Al-Araf (The Heights) – Chapter 7: Verse 199
In this verse love and forgiveness are shown to be infinitely better than justice through vengeance. Even while the Quran allows for the “law of equality” (i.e., the grim and literal justice of exacting an eye for an eye), with the reminder that this primitive form of justice restrains people from perpetrating violence against each other so acts as a positive force in human affairs, it emphasizes that God has opened another, better path for dealing with situations of injury and loss, and this is the path of remission, compensation, and reconciliation. Stating undeniable preference for this second way, the Quran explains that God offers it as a concession and token of Divine mercy.
It is crucial to understand that the Quran gives a choice to the one who has suffered injury and/or loss: to seek justice or to seek reconciliation and transformation.

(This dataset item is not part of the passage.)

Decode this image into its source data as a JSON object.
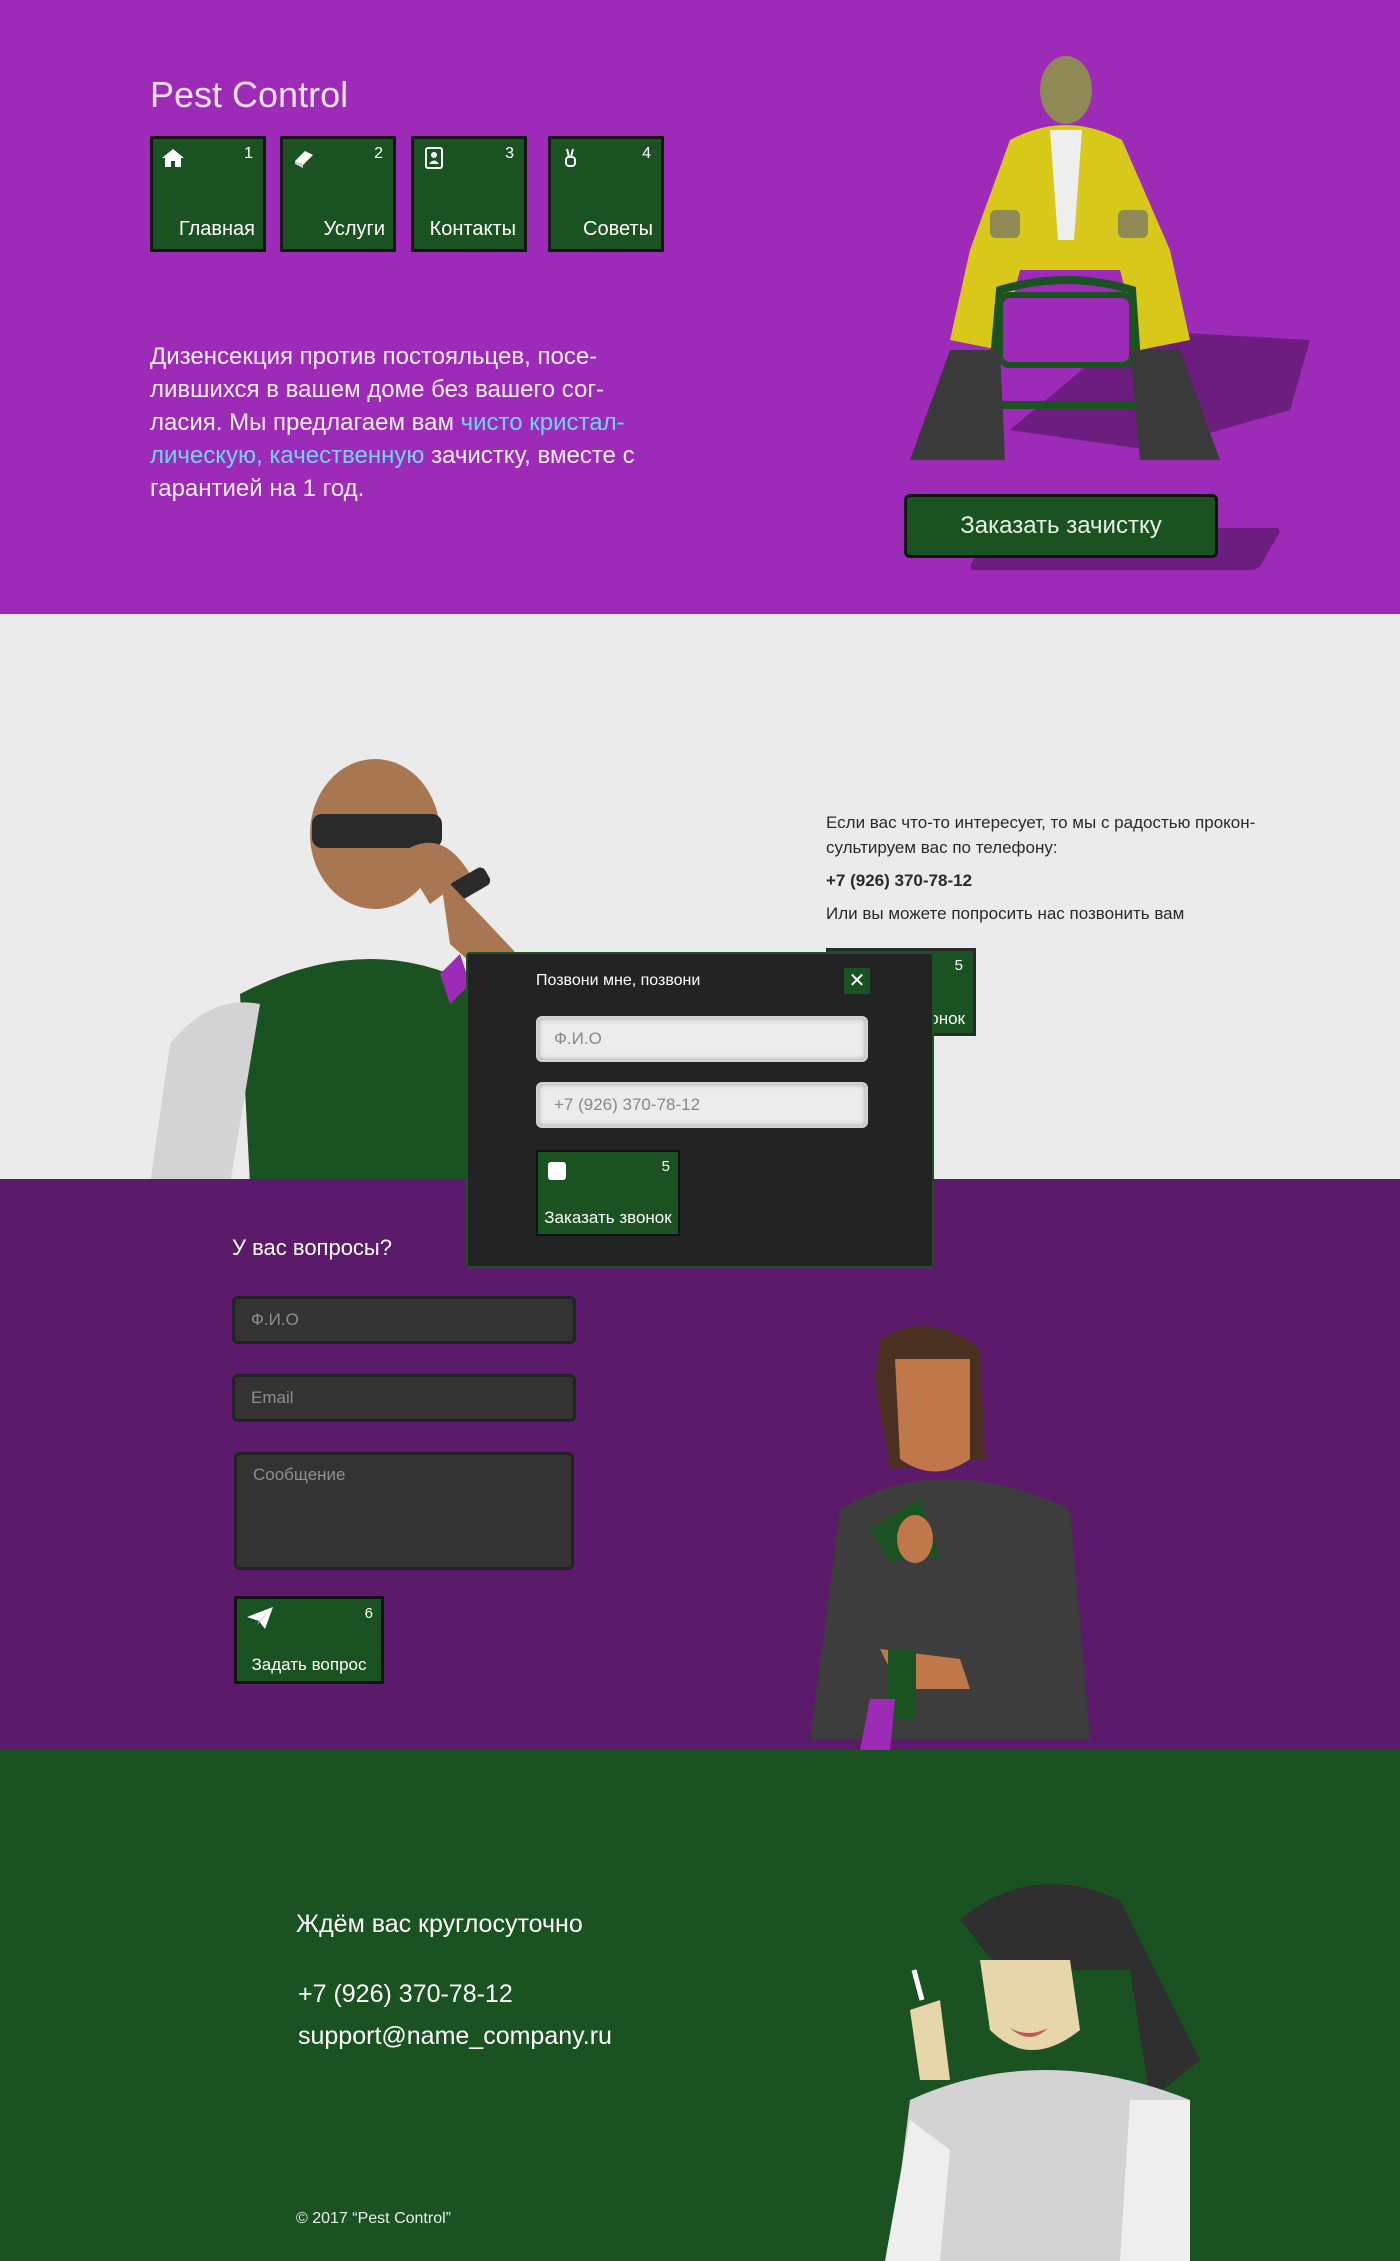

In other words, the injured party is empowered to choose, with a strong word of encouragement to think seriously about God’s preferred option. Forgiveness and reconciliation are thus not mandated or forced upon the injured; rather, both paths are left open. When a person’s power has been taken from her or him through violence, she or he must regain a sense of wholeness and personal empowerment before the option of forgiveness has any meaning. In the case of Joseph, he forgave from a place of power and healing, and we see an almost identical dynamic in the life of the prophet Muhammad.
“In the Light of a Blessed Tree” – Timothy J. Gianotti, pp. 108, 109